Championship Manager 97/98 is a game in the Championship Manager series of football management computer games, based on the Championship Manager 2 game engine. It was developed by Sports Interactive and released in October 1997, exclusively for the PC, as the final game in the second generation of CM games.
The gameplay in CM97/98 remained very similar to other games based on CM2, but as usual this installment offered far more than a simple database update. It was a clear indication of Sports Interactive's intent for the future of the franchise in two ways: the inclusion of a database editor with the game showed that SI were actively encouraging users to modify and customise the game; and the inclusion of nine playable leagues from across Europe was a clear sign of things to come, in terms of the growing depth and global scope of the game.
CM97/98 marked a huge step forward for this aspect of the game - nine playable nations/league systems, three times more than in the previous version. It was also the first time ever that players could run more than one league concurrently (up to three in this edition). For example, the English, Spanish and Italian leagues would all be simulated and players could manage a club in any of these nations and move between them.

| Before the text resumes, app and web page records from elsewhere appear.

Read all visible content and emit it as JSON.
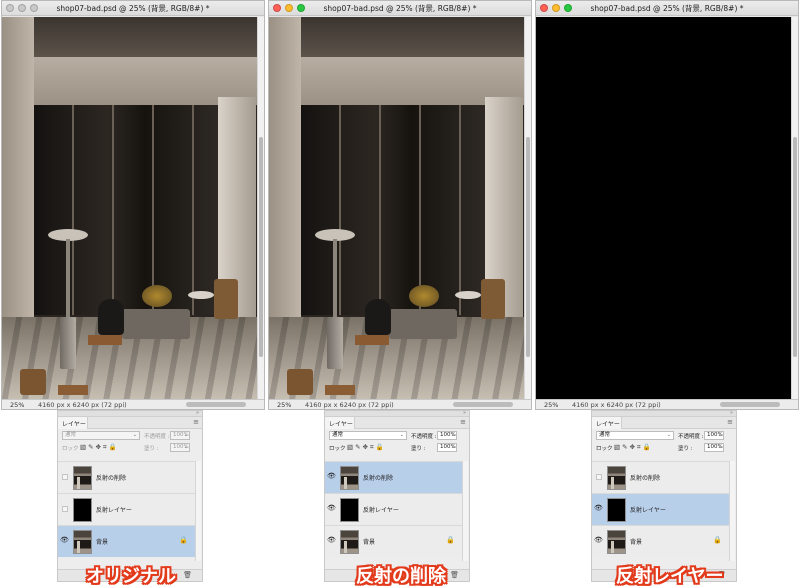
{
  "windows": [
    {
      "title": "shop07-bad.psd @ 25% (背景, RGB/8#) *",
      "zoom": "25%",
      "dims": "4160 px x 6240 px (72 ppi)",
      "canvas": "photo",
      "traffic_lights": [
        "#c9c9c9",
        "#c9c9c9",
        "#c9c9c9"
      ]
    },
    {
      "title": "shop07-bad.psd @ 25% (背景, RGB/8#) *",
      "zoom": "25%",
      "dims": "4160 px x 6240 px (72 ppi)",
      "canvas": "photo",
      "traffic_lights": [
        "#fe5f57",
        "#febc2e",
        "#28c840"
      ]
    },
    {
      "title": "shop07-bad.psd @ 25% (背景, RGB/8#) *",
      "zoom": "25%",
      "dims": "4160 px x 6240 px (72 ppi)",
      "canvas": "black",
      "traffic_lights": [
        "#fe5f57",
        "#febc2e",
        "#28c840"
      ]
    }
  ],
  "panels": [
    {
      "tab": "レイヤー",
      "blend_mode": "通常",
      "opacity_label": "不透明度 :",
      "opacity": "100%",
      "lock_label": "ロック :",
      "fill_label": "塗り :",
      "fill": "100%",
      "controls_dimmed": true,
      "layers": [
        {
          "name": "反射の削除",
          "visible": false,
          "selected": false,
          "thumb": "img",
          "locked": false
        },
        {
          "name": "反射レイヤー",
          "visible": false,
          "selected": false,
          "thumb": "blk",
          "locked": false
        },
        {
          "name": "背景",
          "visible": true,
          "selected": true,
          "thumb": "img",
          "locked": true
        }
      ]
    },
    {
      "tab": "レイヤー",
      "blend_mode": "通常",
      "opacity_label": "不透明度 :",
      "opacity": "100%",
      "lock_label": "ロック :",
      "fill_label": "塗り :",
      "fill": "100%",
      "controls_dimmed": false,
      "layers": [
        {
          "name": "反射の削除",
          "visible": true,
          "selected": true,
          "thumb": "img",
          "locked": false
        },
        {
          "name": "反射レイヤー",
          "visible": true,
          "selected": false,
          "thumb": "blk",
          "locked": false
        },
        {
          "name": "背景",
          "visible": true,
          "selected": false,
          "thumb": "img",
          "locked": true
        }
      ]
    },
    {
      "tab": "レイヤー",
      "blend_mode": "通常",
      "opacity_label": "不透明度 :",
      "opacity": "100%",
      "lock_label": "ロック :",
      "fill_label": "塗り :",
      "fill": "100%",
      "controls_dimmed": false,
      "layers": [
        {
          "name": "反射の削除",
          "visible": false,
          "selected": false,
          "thumb": "img",
          "locked": false
        },
        {
          "name": "反射レイヤー",
          "visible": true,
          "selected": true,
          "thumb": "blk",
          "locked": false
        },
        {
          "name": "背景",
          "visible": true,
          "selected": false,
          "thumb": "img",
          "locked": true
        }
      ]
    }
  ],
  "captions": [
    "オリジナル",
    "反射の削除",
    "反射レイヤー"
  ],
  "colors": {
    "selection": "#b8cfea",
    "caption_text": "#ffffff",
    "caption_outline": "#e33a1c"
  },
  "icons": {
    "eye": "eye-icon",
    "lock": "lock-icon",
    "trash": "trash-icon",
    "menu": "panel-menu-icon"
  }
}
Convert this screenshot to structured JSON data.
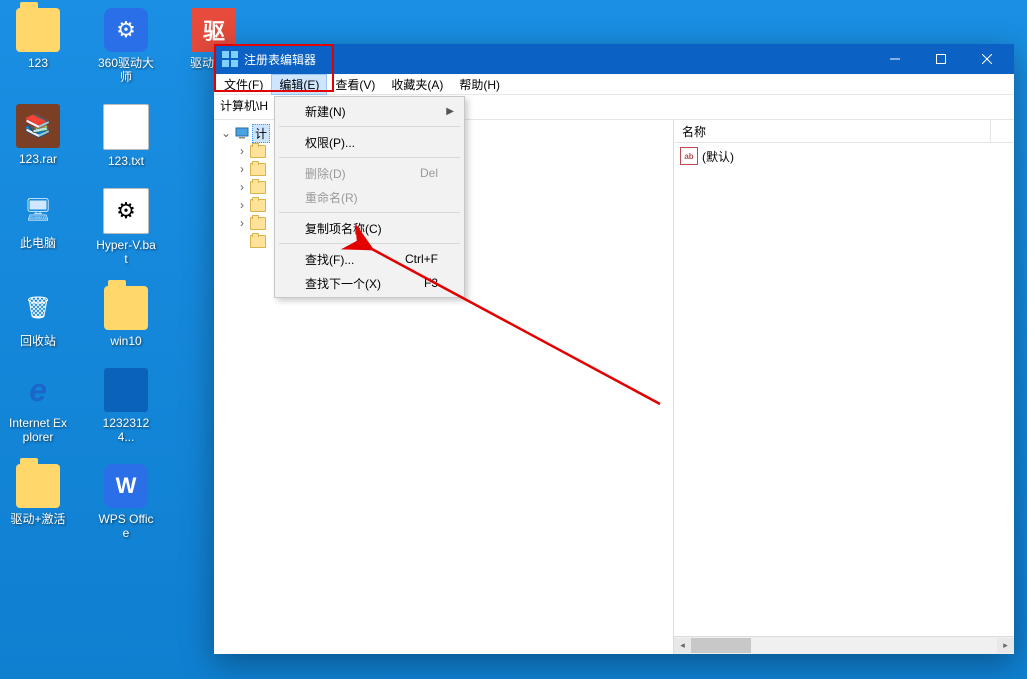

It also allowed the user to view results and league tables in these selected leagues, adding to the sense of realism. The full selection of playable leagues was as follows:
This was also the first time in the series that the Portuguese league system had ever been a playable league.
Data Editor and Updates
Ever since the first game in the series, people had been trying (with varying degrees of success) to find a way of editing the data within Championship Manager, either to cheat or simply to add themselves as a player in the CM world. With this version Sports Interactive included an editor that allowed users to do this and much more.
There were many notable players within the game who gained cult status for their high abilities and potential which often contrasted with their real life abilities. Some of them (i.e. Ibrahima Bakayoko) were really wonderkids at that time but didn't eventually evolve into world class players, whilst some others were already mature players of minor league clubs (i.e. Bjørn Heidenstrøm) with inexplicably high abilities within the game.[ ]
- Andrew Mainwaring a SC in Non League.
- Anthony Betterton, a GK available as a 'Schoolboy'.
- Stian Neset, a Norwegian SC for Sogndal I.L.
- Martin Lauchlan, DMLC for Partick Thistle
- John Ritchie, SC for Partick Thistle
- Alex Martin, SC for Partick Thistle
- Robert Dunn, M/SC for Partick Thistle
- Billy MacDonald, DMC for Partick Thistle
- Graeme Tomlinson, FC available on a Free transfer.
- Jesper Ljung, a Swedish AM/FC for Helsingborgs IF.
- Francisco Viveros, a Chilean SC for Sporting Lisbon.
- Marc Emmers, a Belgium MC available on a Free Transfer.
- Trevor Steven AMRC available on a Free Transfer.
- Dalian Atkinson FC available on a Free Transfer.
- Chris Kiwomya SC available on a Free Transfer.
Aside from the added playable leagues, bug fixes and updated player data, there were also other new features in the game. Club squads could now contain 32 players (2 more than the previous version), Champions League and UEFA Cup formats were changed to reflect their real-life counterparts, added control over tactics (including selection of set-piece takers) and international under-21 matches were now simulated fully.
- Championship Manager 97/98 was the top selling PC game of 1997, despite Sports Interactive encouraging game-sharing by not including any CD-protection; The game could be installed on any number of PCs without needing a copy of the CD to play it, which indicates that it was most likely even more popular than it seemed. SI have since said that this move was to gain as much exposure from the CM2 series as possible before the release of the CM3 series.
- A number of players including Eric Cantona and Lionel Perez had their full player histories available should they be manually created in Editor mode.